- YOUR GOAL:
Which lines mention "subtitle"? Show each one from the listing.
[MATERIAL SUPPLIED Boundary: Start]
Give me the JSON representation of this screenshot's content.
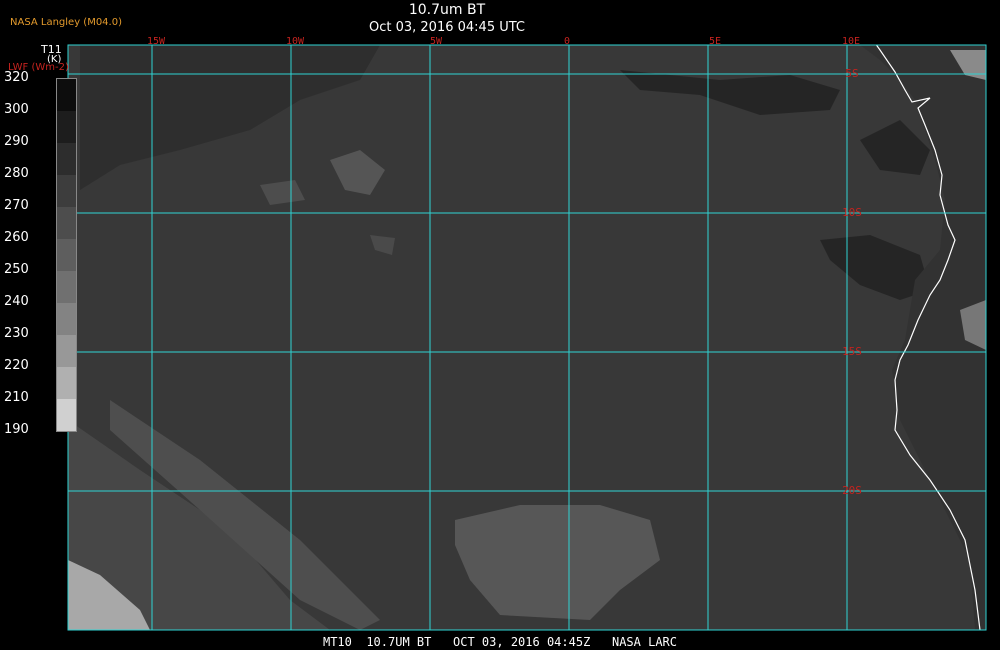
{
  "header": {
    "credit": "NASA Langley (M04.0)",
    "title": "10.7um BT",
    "subtitle": "Oct 03, 2016 04:45 UTC"
  },
  "colorbar": {
    "title": "T11",
    "unit": "(K)",
    "subtitle": "LWF (Wm-2)",
    "ticks": [
      "320",
      "300",
      "290",
      "280",
      "270",
      "260",
      "250",
      "240",
      "230",
      "220",
      "210",
      "190"
    ],
    "shades": [
      "#0d0d0d",
      "#1d1d1d",
      "#2d2d2d",
      "#3d3d3d",
      "#4d4d4d",
      "#5e5e5e",
      "#707070",
      "#838383",
      "#989898",
      "#b0b0b0",
      "#d0d0d0"
    ]
  },
  "map": {
    "lon_labels": [
      "15W",
      "10W",
      "5W",
      "0",
      "5E",
      "10E"
    ],
    "lat_labels": [
      "5S",
      "10S",
      "15S",
      "20S"
    ],
    "grid_color": "#2fd3d3",
    "label_color": "#c4231f",
    "background": "#383838"
  },
  "footer": "MT10  10.7UM BT   OCT 03, 2016 04:45Z   NASA LARC"
}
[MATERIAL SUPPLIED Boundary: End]
- WRITTEN RESPONSE:
    "subtitle": "Oct 03, 2016 04:45 UTC"
    "subtitle": "LWF (Wm-2)",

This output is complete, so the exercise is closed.